Pontiac becomes test site for microplastics study by Wayne State researchers
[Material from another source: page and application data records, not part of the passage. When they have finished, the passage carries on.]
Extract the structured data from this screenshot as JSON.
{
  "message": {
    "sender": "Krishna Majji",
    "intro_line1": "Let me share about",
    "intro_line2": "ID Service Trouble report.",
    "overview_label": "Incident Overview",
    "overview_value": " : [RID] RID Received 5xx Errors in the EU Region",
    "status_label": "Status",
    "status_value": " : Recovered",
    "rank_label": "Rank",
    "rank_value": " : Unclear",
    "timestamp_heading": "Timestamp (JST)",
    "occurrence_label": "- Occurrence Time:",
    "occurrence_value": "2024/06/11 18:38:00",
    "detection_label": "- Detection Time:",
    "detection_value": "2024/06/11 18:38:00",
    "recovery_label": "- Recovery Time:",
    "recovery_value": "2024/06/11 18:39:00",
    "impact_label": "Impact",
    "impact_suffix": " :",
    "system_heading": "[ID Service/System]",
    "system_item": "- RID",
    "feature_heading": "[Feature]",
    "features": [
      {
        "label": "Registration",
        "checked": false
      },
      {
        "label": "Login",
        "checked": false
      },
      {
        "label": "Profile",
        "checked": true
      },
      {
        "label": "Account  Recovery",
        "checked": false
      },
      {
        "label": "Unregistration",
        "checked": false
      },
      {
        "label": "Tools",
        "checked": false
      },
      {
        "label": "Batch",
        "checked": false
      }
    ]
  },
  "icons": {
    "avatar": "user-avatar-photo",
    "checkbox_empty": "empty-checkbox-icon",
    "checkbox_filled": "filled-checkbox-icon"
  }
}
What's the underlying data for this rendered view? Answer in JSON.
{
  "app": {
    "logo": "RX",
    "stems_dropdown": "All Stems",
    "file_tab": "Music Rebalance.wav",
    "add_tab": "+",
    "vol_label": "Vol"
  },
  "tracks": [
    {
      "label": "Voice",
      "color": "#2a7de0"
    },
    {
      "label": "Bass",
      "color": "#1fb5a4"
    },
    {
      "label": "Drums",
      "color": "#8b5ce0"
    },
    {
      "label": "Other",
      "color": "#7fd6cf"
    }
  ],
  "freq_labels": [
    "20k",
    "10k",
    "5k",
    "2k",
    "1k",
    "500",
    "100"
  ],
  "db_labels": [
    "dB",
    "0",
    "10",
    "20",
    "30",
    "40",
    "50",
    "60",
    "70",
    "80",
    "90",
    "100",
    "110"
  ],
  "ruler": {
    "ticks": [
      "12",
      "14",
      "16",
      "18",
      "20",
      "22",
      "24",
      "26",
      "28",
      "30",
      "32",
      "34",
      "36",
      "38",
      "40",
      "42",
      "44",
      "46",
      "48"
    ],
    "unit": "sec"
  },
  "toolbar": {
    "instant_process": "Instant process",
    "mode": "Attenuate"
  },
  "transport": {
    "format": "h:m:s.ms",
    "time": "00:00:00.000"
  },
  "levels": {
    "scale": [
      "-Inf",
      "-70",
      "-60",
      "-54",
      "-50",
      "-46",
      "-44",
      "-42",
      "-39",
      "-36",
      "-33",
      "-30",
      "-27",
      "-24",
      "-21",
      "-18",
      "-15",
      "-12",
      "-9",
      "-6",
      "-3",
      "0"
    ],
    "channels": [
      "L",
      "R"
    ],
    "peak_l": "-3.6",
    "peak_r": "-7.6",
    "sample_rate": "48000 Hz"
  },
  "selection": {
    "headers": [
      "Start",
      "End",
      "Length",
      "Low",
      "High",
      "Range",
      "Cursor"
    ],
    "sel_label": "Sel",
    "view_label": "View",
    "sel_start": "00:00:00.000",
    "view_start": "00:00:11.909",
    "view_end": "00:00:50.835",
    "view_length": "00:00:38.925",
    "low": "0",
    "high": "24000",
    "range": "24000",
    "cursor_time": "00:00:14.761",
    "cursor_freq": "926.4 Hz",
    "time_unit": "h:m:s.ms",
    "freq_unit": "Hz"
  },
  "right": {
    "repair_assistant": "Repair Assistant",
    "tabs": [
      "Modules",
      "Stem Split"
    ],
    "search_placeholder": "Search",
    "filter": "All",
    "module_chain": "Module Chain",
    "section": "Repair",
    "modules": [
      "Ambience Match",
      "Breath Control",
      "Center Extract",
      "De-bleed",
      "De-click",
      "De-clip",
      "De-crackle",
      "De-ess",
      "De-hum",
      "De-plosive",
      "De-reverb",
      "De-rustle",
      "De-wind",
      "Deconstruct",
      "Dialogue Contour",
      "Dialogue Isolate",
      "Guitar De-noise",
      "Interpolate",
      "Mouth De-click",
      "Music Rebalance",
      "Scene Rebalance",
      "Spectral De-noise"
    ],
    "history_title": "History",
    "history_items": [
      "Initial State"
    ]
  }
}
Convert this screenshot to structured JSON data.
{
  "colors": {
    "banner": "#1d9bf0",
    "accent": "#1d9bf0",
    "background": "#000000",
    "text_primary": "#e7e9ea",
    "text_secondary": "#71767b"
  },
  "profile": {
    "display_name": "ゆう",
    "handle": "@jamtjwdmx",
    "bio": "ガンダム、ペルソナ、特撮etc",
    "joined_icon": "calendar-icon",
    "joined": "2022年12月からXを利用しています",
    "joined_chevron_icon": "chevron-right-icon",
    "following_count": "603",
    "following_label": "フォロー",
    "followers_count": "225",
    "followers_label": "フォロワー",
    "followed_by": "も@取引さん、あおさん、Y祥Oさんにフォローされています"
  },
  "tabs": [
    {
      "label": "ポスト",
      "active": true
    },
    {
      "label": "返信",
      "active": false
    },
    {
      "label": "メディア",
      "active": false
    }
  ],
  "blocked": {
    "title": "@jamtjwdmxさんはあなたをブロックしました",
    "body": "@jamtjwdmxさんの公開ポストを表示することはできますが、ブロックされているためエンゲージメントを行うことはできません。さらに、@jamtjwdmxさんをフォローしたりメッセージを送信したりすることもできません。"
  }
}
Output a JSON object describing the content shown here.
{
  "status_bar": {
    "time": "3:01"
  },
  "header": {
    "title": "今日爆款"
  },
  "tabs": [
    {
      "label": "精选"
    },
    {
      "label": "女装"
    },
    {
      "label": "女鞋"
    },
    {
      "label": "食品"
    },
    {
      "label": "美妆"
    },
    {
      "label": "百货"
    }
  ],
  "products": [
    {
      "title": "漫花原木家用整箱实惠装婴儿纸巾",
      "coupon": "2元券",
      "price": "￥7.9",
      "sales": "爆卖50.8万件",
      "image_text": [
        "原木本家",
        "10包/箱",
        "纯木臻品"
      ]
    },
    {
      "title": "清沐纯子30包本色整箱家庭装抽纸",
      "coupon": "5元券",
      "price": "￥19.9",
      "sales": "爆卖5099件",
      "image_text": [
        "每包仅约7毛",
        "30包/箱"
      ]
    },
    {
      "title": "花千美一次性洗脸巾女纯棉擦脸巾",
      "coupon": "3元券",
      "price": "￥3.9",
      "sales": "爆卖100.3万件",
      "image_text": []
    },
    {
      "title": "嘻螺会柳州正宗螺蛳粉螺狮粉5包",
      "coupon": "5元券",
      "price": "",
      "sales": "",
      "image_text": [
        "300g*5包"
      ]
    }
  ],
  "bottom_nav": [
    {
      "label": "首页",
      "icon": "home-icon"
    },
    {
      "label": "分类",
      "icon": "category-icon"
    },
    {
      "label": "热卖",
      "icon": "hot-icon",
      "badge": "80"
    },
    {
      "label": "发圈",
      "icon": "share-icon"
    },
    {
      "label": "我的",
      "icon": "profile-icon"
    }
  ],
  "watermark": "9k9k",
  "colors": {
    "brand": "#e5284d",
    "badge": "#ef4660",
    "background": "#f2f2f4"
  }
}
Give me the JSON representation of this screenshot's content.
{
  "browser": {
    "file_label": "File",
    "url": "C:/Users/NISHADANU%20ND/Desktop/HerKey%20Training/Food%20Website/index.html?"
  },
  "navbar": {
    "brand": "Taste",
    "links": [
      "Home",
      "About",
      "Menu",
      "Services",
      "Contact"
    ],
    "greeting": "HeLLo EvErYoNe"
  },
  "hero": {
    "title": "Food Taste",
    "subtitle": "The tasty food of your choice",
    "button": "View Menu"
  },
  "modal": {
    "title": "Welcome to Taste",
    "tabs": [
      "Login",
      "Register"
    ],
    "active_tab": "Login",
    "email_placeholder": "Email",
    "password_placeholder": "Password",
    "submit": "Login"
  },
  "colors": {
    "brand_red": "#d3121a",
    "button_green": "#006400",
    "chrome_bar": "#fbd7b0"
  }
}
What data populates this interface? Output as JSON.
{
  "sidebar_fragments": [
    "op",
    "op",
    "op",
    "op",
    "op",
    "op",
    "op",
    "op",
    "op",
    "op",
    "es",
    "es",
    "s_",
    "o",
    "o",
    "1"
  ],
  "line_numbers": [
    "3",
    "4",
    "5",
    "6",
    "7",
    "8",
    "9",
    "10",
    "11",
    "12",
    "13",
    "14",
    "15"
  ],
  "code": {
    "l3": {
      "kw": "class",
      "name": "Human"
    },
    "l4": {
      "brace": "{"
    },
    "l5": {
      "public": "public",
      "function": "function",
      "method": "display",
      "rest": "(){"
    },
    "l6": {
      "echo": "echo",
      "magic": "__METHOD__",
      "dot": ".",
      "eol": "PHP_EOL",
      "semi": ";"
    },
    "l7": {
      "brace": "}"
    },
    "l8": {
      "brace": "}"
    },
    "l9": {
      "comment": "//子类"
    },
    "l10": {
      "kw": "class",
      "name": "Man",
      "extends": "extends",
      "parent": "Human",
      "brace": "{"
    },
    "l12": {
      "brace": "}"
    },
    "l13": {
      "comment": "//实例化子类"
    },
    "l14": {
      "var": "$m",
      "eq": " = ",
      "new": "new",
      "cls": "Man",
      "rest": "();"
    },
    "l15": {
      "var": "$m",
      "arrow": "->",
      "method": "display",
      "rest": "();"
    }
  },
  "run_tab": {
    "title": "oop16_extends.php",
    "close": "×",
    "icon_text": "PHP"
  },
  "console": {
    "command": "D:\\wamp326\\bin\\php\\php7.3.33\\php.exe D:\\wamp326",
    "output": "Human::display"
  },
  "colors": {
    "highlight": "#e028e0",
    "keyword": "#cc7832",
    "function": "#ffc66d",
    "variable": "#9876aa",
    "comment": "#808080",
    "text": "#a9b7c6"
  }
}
A group of researchers from Wayne State University and environmental nonprofit Reroot Pontiac have been awarded a $929,000 grant to develop a microplastic detecting sensor. Every year 10,000 metric tons of plastic finds its way to the Great Lakes, where instead of decomposing, it will inevitably break down into microplastics — One water bottle can become 10,000 pieces of plastic smaller than five millimeters. Those microplastics eventually make their way into the water supply, from sources like textile fibers in laundry wastewater to microbeads in toothpaste or soap. The three-year-grant, awarded by the Great Lakes Protection Fund, will be used to develop a microplastic sensor and software to detect and analyze microplastics and their sources in the water supply. It will take about a year-and-a-half of development before the sensor is ready for testing, according to Yongli Zhang, assistant professor of civil and environmental engineering at Wayne State University. Zhang has been studying microplastics since 2017 and was the lead writer for the grant. “We need something that can be left on a site or be carried to different locations for testing. Right now, there’s not much of that technology out there in the market,” Zhang said. The five other Wayne State University staff and faculty involved in the project are: Mark Cheng, associate professor of electrical and computer engineering; Weisong Shi, professor of computer science; Carol Miller, professor of civil and environmental engineering; Donna Kashian, associate professor of biological sciences and Rahul Mitra, assistant professor of organizational communication.
May 10, 2019